In 2015 and again in 2018, GARD indicates some strange fundraising numbers on their 990s. In 2015 Part 8 lines 8a-c GARD says they brought in $68,931 in gross fundraising income. To get that $68,931, they spent $47,411 for a net fundraising income of $21,520. That works out to $0.69 cents of every fundraiser dollar going to fundraising expenses. Nearly three quarters.
The net income matters to the bottom line. In 2015 Part 8 line 1f GARD reports $161,524 in “All other contributions, gifts, grants and similar amounts not included above.” Because they claim to have spent $47,411 of their gross fundraising on expenses, only $21,520 of the gross is added to $161,524 (line 1f) and $3,082 in “program service revenue” for total 2015 income of $186,126.
If GARD weren’t claiming the $47,411 worth of fundraising “expenses” their 2015 reported income would’ve been $234,257. Note that in Part 9 line 11e GARD reports zero expenses for “Professional Fundraising Services” so just where did that $47,411 go?
Again, in 2018 Part 8 lines 8a-c GARD says they received $28,602 in fundraising income and had $27,314 in fundraising expenses for a net income of $1,288. Again, no amount for professional fundraising at Part 9 line 11e.
Where did that $27,314 go? And how incompetent must one be to use $0.97 of each dollar raised to pay for getting that dollar? Not to mention the impact of the missing $27,314 on GARD’s 2018 annual income of $180,916.
I’m neither a CPA nor a tax attorney but I do wonder if passing the $200,000 annual income threshold triggers an IRS flag, initiates some kind of legal or regulatory requirement, or something in that vein.
On the last page of GARD’s 2008 990 as a supplement to Part 3, they note that 24 dogs died in their care. Animal deaths aren’t unexpected in rescue. Some animals are so ill, injured or behaviorally impaired that the only humane option is to put them down. Kind of messes with GARD’s self-proclaimed “no kill EVER” philosophy but it happens. Or perhaps those 24 dogs died of the injuries or illness with which they came into GARD’s care.
In no other 990 does GARD indicate animal deaths along with their adopted and other program accomplishment numbers. Why is that parameter excluded from all but 2008? Odd isn’t it?
GARD’s Board of Directors changes rather frequently so I nearly missed the next oddity. Some background is in order.

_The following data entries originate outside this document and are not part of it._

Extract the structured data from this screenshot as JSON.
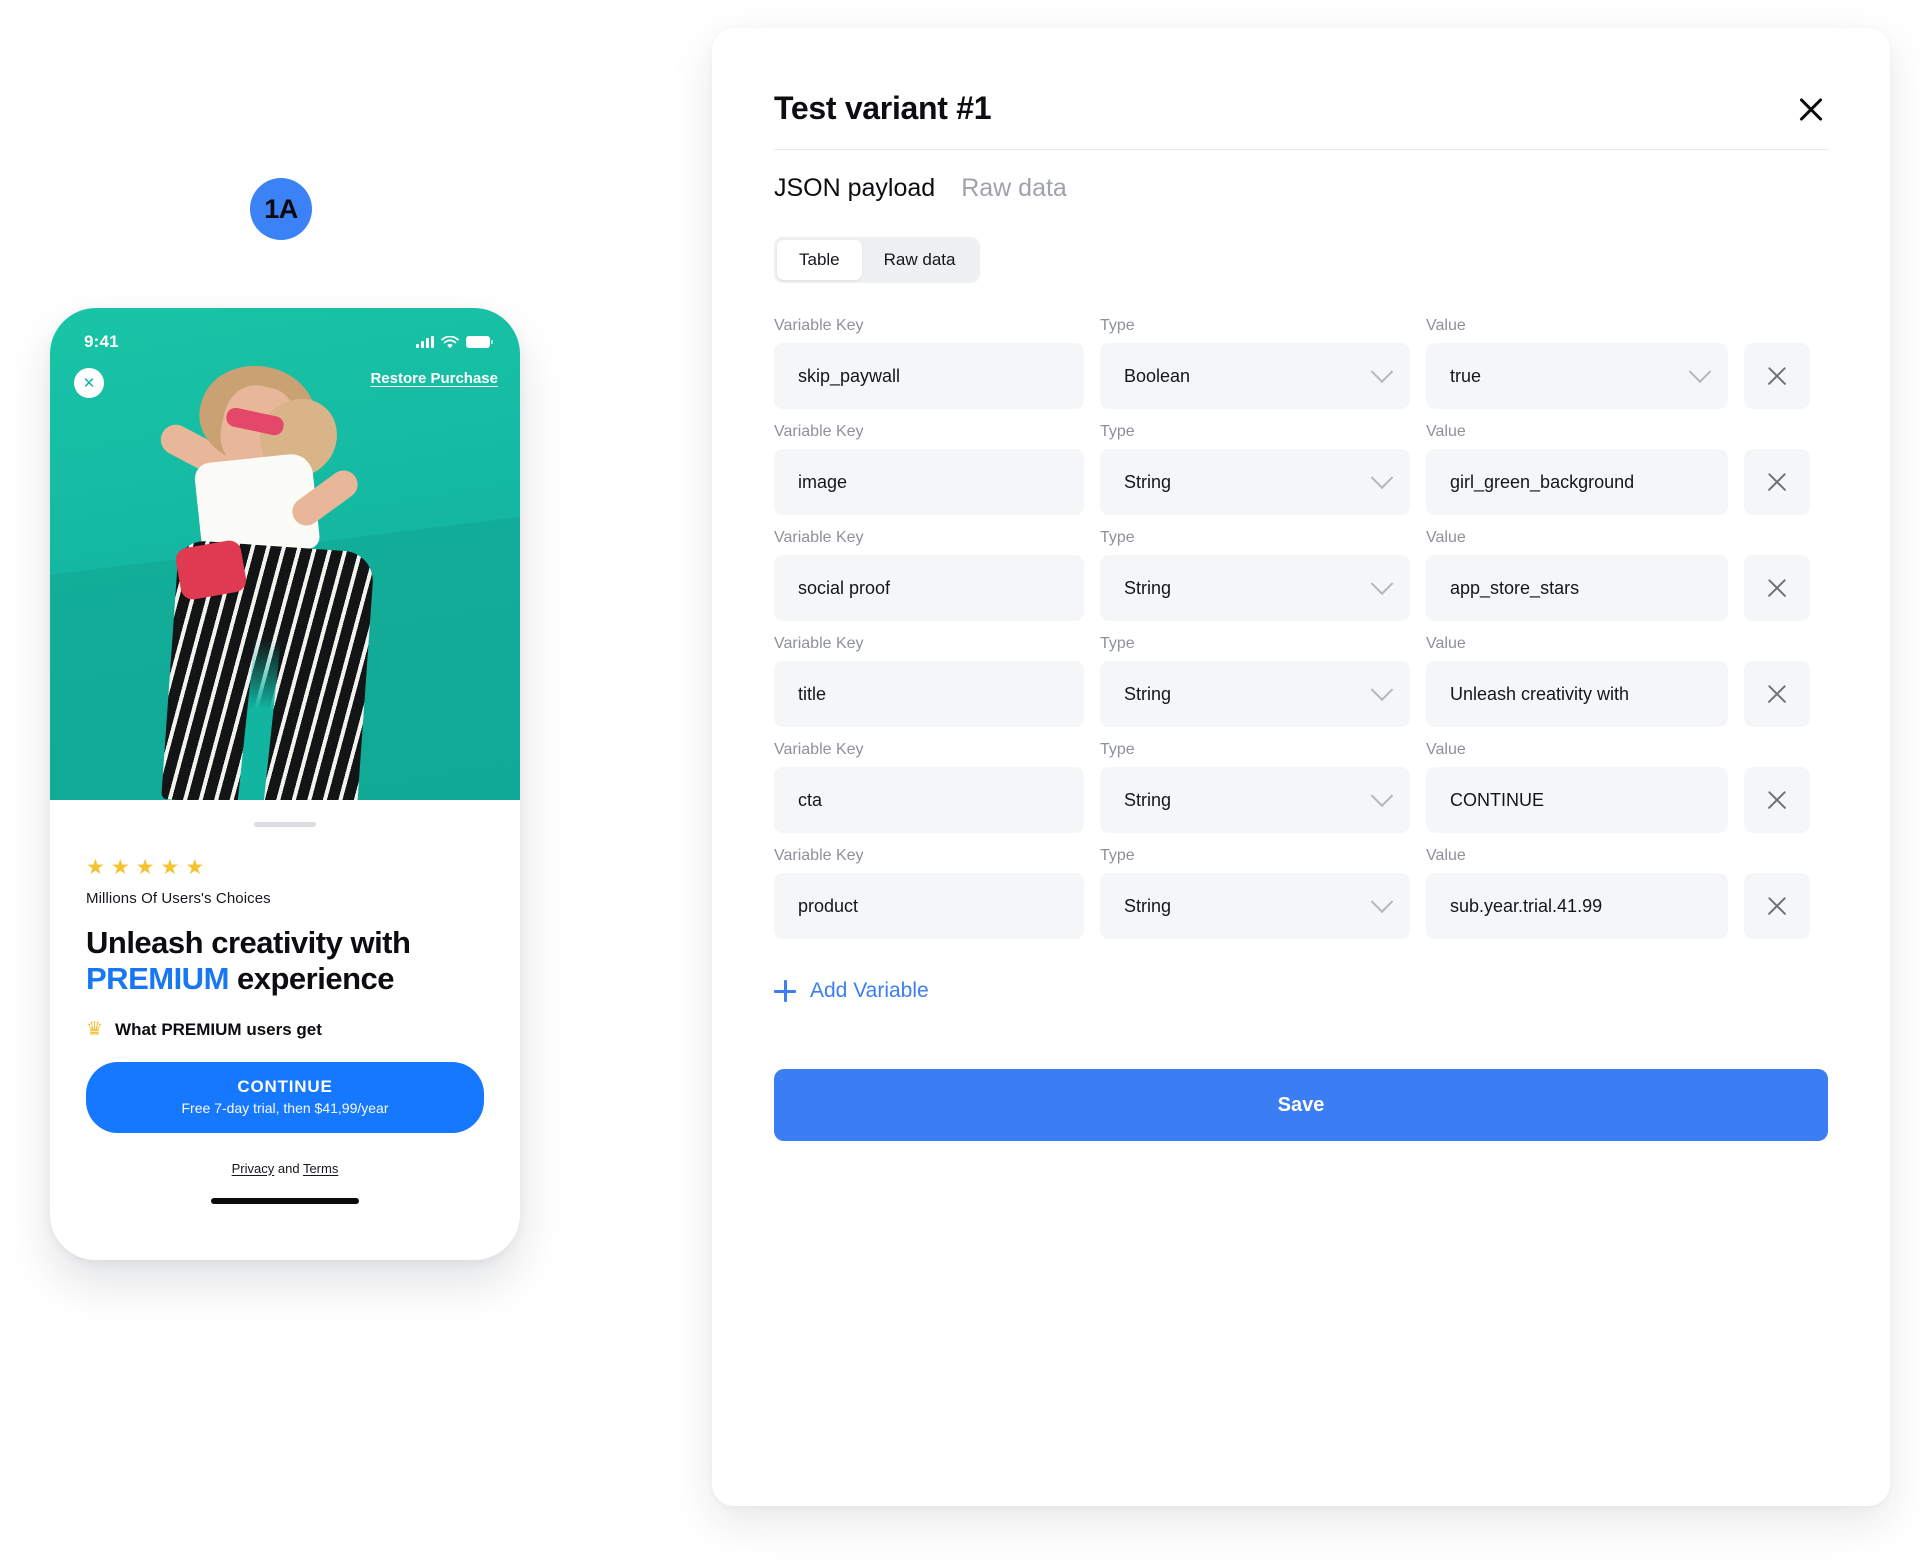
{
  "preview": {
    "variant_badge": "1A",
    "phone": {
      "status_bar": {
        "time": "9:41",
        "signal_icon": "cellular-signal-icon",
        "wifi_icon": "wifi-icon",
        "battery_icon": "battery-icon"
      },
      "close_icon": "close-icon",
      "restore_label": "Restore Purchase",
      "stars": [
        "★",
        "★",
        "★",
        "★",
        "★"
      ],
      "social_proof": "Millions Of Users's Choices",
      "headline_part1": "Unleash creativity with ",
      "headline_highlight": "PREMIUM",
      "headline_part2": " experience",
      "crown_icon": "crown-icon",
      "perk_text": "What PREMIUM users get",
      "cta_main": "CONTINUE",
      "cta_sub": "Free 7-day trial, then $41,99/year",
      "legal_privacy": "Privacy",
      "legal_and": " and ",
      "legal_terms": "Terms"
    }
  },
  "panel": {
    "title": "Test variant #1",
    "close_icon": "close-icon",
    "payload_tabs": [
      {
        "label": "JSON payload",
        "active": true
      },
      {
        "label": "Raw data",
        "active": false
      }
    ],
    "segmented": [
      {
        "label": "Table",
        "active": true
      },
      {
        "label": "Raw data",
        "active": false
      }
    ],
    "column_headers": {
      "key": "Variable Key",
      "type": "Type",
      "value": "Value"
    },
    "delete_icon": "close-icon",
    "chevron_icon": "chevron-down-icon",
    "rows": [
      {
        "key": "skip_paywall",
        "type": "Boolean",
        "value": "true",
        "value_is_select": true
      },
      {
        "key": "image",
        "type": "String",
        "value": "girl_green_background",
        "value_is_select": false
      },
      {
        "key": "social proof",
        "type": "String",
        "value": "app_store_stars",
        "value_is_select": false
      },
      {
        "key": "title",
        "type": "String",
        "value": "Unleash creativity with",
        "value_is_select": false
      },
      {
        "key": "cta",
        "type": "String",
        "value": "CONTINUE",
        "value_is_select": false
      },
      {
        "key": "product",
        "type": "String",
        "value": "sub.year.trial.41.99",
        "value_is_select": false
      }
    ],
    "add_variable_label": "Add Variable",
    "add_icon": "plus-icon",
    "save_label": "Save"
  },
  "colors": {
    "accent_blue": "#3b7ef4",
    "cta_blue": "#1677ff",
    "badge_blue": "#3b82f6",
    "hero_teal": "#16bfa5",
    "star_gold": "#f5c230",
    "field_gray": "#f5f6f7"
  }
}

When Joy Bohannon moved to Bryan County, Georgia the local newspaper published a story about her by Joe Joshi for bryancountynews.net titled “There Are Angels Among Us.” Dated March 2, 2006 the article states that Joy Bohannon and her husband Philip Rutherford moved to Pembroke, Georgia from Middlebury, Vermont in December 2005.
GARD’s 2011 and 2012 990s list both Joy Bohannon and Philip Rutherford as officers at Part 7 line 1a. Yet in Part 6 Section A line 2 (“Did any officer, director, trustee or key employee have a family relationship or a business relationship with any other officer, director, trustee or key employee?”) GARD answered NO. The question doesn’t appear in 990s prior to 2011 and I don’t have GARD’s 2014 990. By 2015 Philip Rutherford no longer appears as an officer.
For at least two years GARD misled the IRS regarding its officers’/board members’ relationships. I imagine the Brian L McCord CPA PC agency wouldn’t be happy about that since they prepared both years’ 990s.
Someone suggested that perhaps Joy Bohannon and Philip Rutherford aren’t legally married which is a remote possibility but the background reports I’ve run indicate they are legally married. Even if they aren’t legally married they’re common law married and have the same address listed as their permanent residences. Certainly that’s a “family relationship” under any standard.
I wonder what the IRS would think of that?